**WORK TO COMPLETE**
From the records, pick out and copy each line containing "this".

[[ MATERIAL FOR THE TASK, beginning ]]

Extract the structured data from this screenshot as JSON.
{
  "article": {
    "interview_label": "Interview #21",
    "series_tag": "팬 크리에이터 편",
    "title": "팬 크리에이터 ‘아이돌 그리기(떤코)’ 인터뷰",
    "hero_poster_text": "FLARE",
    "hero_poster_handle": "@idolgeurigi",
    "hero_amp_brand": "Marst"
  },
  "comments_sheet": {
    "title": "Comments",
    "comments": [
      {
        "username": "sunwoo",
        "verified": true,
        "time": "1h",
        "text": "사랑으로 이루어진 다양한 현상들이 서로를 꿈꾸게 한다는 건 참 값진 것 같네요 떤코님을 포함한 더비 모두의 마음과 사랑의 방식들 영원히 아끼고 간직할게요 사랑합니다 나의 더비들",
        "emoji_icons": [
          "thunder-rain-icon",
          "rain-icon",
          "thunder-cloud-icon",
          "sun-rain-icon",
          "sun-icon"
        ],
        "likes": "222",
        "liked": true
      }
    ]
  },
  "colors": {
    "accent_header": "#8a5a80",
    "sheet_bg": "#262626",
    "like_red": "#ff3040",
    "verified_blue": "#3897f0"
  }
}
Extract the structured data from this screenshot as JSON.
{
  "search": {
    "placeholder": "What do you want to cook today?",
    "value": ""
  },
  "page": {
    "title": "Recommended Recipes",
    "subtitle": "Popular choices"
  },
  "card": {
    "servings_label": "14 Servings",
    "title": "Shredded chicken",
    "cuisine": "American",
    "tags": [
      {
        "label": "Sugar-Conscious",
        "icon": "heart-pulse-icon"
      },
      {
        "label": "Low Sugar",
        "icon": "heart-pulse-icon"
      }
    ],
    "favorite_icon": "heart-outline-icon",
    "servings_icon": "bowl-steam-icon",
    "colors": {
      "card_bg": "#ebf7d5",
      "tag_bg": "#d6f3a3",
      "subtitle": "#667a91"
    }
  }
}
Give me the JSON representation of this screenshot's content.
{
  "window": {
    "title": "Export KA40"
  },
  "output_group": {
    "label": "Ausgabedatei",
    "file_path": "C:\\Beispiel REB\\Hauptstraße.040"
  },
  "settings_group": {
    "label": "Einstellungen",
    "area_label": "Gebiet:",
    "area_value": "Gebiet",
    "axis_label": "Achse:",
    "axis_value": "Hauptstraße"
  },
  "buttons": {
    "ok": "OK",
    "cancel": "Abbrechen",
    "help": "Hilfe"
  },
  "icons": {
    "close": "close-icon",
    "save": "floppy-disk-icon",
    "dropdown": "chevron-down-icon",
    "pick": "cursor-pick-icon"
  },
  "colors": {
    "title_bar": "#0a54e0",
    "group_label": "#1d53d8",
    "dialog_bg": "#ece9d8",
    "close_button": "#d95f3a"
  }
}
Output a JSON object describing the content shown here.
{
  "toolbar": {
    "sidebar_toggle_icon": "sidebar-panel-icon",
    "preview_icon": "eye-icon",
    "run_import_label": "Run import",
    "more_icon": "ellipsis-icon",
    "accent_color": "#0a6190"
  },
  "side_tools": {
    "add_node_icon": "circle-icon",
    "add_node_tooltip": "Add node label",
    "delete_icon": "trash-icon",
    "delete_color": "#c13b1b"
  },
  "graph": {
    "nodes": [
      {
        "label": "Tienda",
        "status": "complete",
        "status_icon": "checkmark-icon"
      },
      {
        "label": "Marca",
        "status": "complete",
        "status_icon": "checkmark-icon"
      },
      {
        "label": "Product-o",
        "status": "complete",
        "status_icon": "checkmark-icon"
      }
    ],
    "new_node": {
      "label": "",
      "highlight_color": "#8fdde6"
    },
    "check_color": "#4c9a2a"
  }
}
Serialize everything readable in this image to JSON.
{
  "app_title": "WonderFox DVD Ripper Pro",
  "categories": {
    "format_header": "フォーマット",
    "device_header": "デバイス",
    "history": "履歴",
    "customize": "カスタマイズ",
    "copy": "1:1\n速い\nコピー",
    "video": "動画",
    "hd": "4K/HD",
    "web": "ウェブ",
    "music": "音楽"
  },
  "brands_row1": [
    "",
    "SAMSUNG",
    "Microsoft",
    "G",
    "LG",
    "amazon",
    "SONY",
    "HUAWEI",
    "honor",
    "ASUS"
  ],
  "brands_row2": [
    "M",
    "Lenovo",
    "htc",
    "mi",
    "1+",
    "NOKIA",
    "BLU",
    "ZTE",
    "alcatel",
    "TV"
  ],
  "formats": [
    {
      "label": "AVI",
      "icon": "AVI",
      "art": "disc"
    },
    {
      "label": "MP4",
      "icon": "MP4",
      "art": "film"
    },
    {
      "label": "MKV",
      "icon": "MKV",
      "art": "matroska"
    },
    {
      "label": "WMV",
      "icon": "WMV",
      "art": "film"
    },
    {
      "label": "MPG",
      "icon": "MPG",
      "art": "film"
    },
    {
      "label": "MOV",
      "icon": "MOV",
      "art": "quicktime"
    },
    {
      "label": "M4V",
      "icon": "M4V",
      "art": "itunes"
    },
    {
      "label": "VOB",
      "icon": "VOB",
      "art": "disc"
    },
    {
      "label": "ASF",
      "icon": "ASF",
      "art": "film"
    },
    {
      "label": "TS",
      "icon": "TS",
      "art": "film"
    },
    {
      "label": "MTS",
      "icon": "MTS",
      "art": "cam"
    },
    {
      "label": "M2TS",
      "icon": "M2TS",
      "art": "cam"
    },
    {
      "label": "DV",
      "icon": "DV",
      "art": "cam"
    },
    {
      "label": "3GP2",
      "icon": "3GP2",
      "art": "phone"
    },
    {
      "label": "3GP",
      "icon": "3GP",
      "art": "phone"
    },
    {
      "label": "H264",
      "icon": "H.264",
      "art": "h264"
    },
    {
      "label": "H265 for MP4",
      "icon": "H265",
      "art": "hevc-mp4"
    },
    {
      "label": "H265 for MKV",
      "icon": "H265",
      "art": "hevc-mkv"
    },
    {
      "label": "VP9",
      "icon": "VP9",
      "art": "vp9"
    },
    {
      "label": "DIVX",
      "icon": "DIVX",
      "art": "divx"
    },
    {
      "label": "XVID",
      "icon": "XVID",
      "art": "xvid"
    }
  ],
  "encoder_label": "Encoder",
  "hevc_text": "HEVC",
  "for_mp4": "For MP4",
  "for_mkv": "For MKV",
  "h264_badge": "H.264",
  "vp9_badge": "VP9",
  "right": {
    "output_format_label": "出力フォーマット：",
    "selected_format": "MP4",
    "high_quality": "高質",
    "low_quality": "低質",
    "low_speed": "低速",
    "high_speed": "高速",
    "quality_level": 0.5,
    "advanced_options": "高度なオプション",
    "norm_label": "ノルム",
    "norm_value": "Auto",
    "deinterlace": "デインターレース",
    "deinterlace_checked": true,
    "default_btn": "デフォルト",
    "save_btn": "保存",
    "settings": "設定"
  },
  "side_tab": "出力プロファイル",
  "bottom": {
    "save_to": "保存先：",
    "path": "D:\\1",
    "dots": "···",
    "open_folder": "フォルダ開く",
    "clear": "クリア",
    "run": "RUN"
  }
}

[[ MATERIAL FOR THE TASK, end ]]

**FINISHED EXERCISE**
Extract the structured data from this screenshot as JSON.
Extract the structured data from this screenshot as JSON.
Give me the JSON representation of this screenshot's content.
Serialize everything readable in this image to JSON.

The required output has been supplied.